Australia's All Ordinaries index was again the weakest performer in the region Monday, collapsing 9.5 percent on top of heavy losses already posted this month. Moves elsewhere were less severe but still substantial. Hong Kong's Hang Seng index fell 4.0 percent on the day, the Shanghai Composite index dropped 3.4 percent, and Japan's Nikkei and Topix indices closed down 2.5 percent and 2.0 percent respectively.

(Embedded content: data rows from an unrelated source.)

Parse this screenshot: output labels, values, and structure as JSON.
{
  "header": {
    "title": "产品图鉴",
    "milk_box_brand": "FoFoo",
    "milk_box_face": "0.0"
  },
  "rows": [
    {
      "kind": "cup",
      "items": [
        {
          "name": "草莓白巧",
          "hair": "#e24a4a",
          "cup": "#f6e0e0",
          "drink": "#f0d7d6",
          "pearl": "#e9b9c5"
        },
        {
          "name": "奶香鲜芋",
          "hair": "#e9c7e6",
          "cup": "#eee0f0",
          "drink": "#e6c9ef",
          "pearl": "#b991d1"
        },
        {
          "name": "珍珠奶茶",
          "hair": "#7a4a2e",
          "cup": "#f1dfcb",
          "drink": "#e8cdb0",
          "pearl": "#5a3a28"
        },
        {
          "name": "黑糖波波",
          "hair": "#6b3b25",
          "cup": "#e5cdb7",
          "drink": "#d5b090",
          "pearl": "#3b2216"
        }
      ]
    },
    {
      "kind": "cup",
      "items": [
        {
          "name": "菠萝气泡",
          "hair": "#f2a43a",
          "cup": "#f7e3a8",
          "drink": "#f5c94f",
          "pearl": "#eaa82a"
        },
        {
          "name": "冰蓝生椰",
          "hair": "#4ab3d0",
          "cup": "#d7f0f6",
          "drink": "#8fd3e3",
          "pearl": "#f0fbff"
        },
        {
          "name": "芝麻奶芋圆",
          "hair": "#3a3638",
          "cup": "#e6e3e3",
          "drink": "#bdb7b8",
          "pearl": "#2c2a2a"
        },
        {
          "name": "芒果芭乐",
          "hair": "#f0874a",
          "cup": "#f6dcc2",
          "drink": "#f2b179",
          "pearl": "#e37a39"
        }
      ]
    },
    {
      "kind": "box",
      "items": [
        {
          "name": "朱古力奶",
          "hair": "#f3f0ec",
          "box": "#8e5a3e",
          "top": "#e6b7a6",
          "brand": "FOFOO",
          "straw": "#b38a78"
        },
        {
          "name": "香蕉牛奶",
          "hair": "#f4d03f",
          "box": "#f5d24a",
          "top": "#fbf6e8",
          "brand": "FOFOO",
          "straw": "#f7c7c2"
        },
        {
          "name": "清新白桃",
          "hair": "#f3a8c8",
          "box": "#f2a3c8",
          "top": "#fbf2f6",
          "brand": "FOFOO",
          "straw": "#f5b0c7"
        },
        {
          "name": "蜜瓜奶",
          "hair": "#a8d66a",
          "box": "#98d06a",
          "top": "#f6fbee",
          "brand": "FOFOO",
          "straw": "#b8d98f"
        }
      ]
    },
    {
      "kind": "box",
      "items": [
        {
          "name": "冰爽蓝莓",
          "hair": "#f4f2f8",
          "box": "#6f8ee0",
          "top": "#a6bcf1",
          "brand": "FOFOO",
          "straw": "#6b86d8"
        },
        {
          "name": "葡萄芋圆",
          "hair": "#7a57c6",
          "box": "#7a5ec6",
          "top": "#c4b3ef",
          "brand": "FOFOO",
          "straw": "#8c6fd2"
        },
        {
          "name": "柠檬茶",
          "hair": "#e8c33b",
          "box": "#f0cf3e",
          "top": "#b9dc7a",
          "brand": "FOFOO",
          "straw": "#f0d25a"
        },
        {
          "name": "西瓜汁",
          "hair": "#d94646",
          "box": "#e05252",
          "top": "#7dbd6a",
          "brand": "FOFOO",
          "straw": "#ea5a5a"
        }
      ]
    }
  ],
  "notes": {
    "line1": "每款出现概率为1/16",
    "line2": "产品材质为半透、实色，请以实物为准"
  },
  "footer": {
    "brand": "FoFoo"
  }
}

Accompanying the Federal Reserve's policy measures, announced just before the start of trading in the region, central banks around the region issued strong statements designed to improve liquidity conditions and reassure financial markets in response to the pandemic's impact. The Bank of Japan, scheduled to conclude its policy meeting Wednesday, brought forward its decision by two days. Although policy rates were left on hold, officials announced an "enhancement" of monetary easing, consisting of increased supply of funds to purchase Japanese government bonds, an additional lending program, and purchases of exchange-traded funds and real-estate investment trusts. The BoJ will also participate in broader G7 efforts to boost liquidity in US dollar funding markets.

The Reserve Bank of New Zealand also held an unscheduled policy meeting early Monday and delivered a cut of 75 basis points to its official cash rate, taking it to 0.25 percent citing the "negative economic implications" of the pandemic on its economy. The Reserve Bank of Australia later released a statement advising that it stands ready to purchase Australian government bonds in the secondary market and will conduct repo operations at a range of maturities in order to support adequate liquidity.

China data published Monday showed a crash in economic activity in the first two months of the year, though this information was broadly in line with PMI survey data published at the start of the month. For January and February combined: industrial production fell 13.5 percent when compared with the first two months of 2019; retail sales fell 20.5 percent; and fixed asset investment fell 24.5 percent.

Looking ahead*

On Tuesday in Asia/Pacific, Singapore merchandise trade, Reserve Bank of Australia meeting minutes, and Australia residential property price reports are due. In Europe, the UK labor market report and German ZEW survey figures are scheduled. In the US, retail sales, industrial production, business inventories, housing market index, and JOLTS job openings are on tap, plus Canadian manufacturing sales.

Global Stock Market Recap

Global Bond Market Recap

Global Currency Recap

Commodities and currencies